When you’re reading a crochet pattern, you’ll often come across directions telling you to “fasten off”, or even just using the abbreviation “FO.” What does this mean, and how can you best fasten off when you’re making amigurumi?
Fastening off means cutting your project from the yarn in a way that its stitches won’t start to unravel. All types of crochet fasten off in basically the same way, using the last loop from the last stitch on your hook. But amigurumi shapes benefit from a few additional techniques.
This post contains affiliate links to products I recommend to my readers. If you click on one of these links and decide you’d like to make a purchase, I will make a small commission (at no extra cost to you).
Fastening Off in Amigurumi
The traditional method of fastening off is fairly straightforward when working with a flat, two-dimensional project like a blanket or a scarf. You pull the yarn through the last stitch on your hook, leave a bit of length, and cut the yarn. Then you weave in your cut yarn end by using a yarn needle.
But what about amigurumi? Amigurumi works with three-dimensional shapes, so let’s look at two fastening off techniques that achieve a neat, clean result.
1. Fastening Off an Open Piece
Amigurumi patterns often have many open pieces – legs, arms, snouts, etc. that are worked in the round and come to an open end that will be sewn to another piece of the project. With open pieces, I recommend finishing the last round with a slip stitch, then fastening off by pulling the yarn through the last loop (leaving enough length to later sew on the piece). Using a slip stitch in this way helps make a smoother transition on the edge and looks neater.
2. Fastening Off a Closed Piece
Amigurumi also has many round shapes that end with consecutive decreasing rounds, often finishing with a small round of 6 stitches.
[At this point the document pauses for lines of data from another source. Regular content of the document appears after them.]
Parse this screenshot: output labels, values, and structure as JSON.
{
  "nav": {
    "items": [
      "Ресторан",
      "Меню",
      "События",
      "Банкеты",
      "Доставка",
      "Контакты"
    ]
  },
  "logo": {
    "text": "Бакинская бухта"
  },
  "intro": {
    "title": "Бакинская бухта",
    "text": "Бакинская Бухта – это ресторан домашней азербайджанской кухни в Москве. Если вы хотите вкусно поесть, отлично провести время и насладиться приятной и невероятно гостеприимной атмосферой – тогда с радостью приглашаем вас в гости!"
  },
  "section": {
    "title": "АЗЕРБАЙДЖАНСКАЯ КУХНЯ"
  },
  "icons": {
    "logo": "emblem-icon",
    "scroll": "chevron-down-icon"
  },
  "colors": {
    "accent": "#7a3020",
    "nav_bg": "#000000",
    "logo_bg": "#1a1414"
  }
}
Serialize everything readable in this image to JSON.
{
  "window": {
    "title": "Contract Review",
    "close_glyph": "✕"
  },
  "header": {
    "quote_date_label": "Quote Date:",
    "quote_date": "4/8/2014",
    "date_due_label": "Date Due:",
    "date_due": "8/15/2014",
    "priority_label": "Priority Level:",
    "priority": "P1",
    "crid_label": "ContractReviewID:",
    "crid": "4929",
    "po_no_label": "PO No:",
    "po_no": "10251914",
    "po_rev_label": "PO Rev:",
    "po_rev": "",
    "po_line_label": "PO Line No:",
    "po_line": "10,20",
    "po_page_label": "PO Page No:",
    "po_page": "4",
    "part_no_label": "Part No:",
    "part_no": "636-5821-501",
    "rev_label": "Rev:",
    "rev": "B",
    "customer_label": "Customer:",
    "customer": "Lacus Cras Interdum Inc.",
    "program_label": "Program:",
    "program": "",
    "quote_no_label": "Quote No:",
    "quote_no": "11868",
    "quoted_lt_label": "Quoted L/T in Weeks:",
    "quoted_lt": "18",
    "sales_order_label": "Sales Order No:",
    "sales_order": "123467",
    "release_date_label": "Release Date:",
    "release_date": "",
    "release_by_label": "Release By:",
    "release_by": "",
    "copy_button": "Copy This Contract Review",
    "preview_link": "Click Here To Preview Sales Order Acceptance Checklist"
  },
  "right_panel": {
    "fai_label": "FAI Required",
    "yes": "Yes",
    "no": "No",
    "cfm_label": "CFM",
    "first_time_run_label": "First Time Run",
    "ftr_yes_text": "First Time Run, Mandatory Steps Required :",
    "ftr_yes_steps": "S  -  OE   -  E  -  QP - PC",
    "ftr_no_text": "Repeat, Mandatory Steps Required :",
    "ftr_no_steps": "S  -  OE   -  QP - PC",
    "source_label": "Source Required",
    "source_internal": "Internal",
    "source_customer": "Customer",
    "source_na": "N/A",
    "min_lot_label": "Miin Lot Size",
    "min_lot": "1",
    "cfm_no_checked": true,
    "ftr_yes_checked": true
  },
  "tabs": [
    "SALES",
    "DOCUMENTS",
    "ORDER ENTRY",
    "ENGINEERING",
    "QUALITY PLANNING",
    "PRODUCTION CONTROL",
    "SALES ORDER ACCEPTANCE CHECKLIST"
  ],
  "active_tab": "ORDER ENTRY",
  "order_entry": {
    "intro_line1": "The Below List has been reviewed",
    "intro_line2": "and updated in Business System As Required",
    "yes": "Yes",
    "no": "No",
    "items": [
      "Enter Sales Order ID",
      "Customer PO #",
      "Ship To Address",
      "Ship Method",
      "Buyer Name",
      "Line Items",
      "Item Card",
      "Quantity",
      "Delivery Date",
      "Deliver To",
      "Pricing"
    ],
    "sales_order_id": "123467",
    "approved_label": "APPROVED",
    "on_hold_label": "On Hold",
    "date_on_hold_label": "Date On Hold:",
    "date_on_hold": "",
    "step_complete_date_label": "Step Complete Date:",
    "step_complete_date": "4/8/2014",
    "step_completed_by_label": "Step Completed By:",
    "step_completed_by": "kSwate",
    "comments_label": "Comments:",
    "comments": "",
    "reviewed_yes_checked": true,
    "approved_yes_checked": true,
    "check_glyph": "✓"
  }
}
But those 6 stitches leave a little opening showing the stuffing inside. This won’t work, will it? In this case, we need to use what’s called the “drawstring method”.
First, pull the yarn through the final loop on the hook and cut the yarn, as before. Then, use a yarn needle to weave through the front loops of all six stitches from the last round, working outside to inside. I highly recommend a bent-tipped yarn needle (like this one) for this process. The bent tip makes it easier to weave the needle under small stitches.
Then, pull the yarn tail to close the shape (like a drawstring). Insert your yarn needle into the center of the circle and bring it through to the other side of the shape. To secure this yarn end, I tie a knot close to the surface and use my yarn needle to bring the end back inside the piece. If you’d like to see a video of this “drawstring” process, Ollie Holly Crochet has a great one here.
Did you learn something new about how to fasten off in amigurumi? I hope it was helpful! Tips like this can take your amigurumi to the next level, so check out more resources here. Let me know in the comments if you have any questions, and happy crocheting!
Save this resource on Pinterest for when you need it!
© 2023 Crochet to Play
All rights reserved. Designed and written by Jennifer Percival. This pattern is property of Crochet to Play. The written pattern and images are for personal use only. Please do not redistribute, transfer, or sell the pattern or images, in part or in whole. Thank you.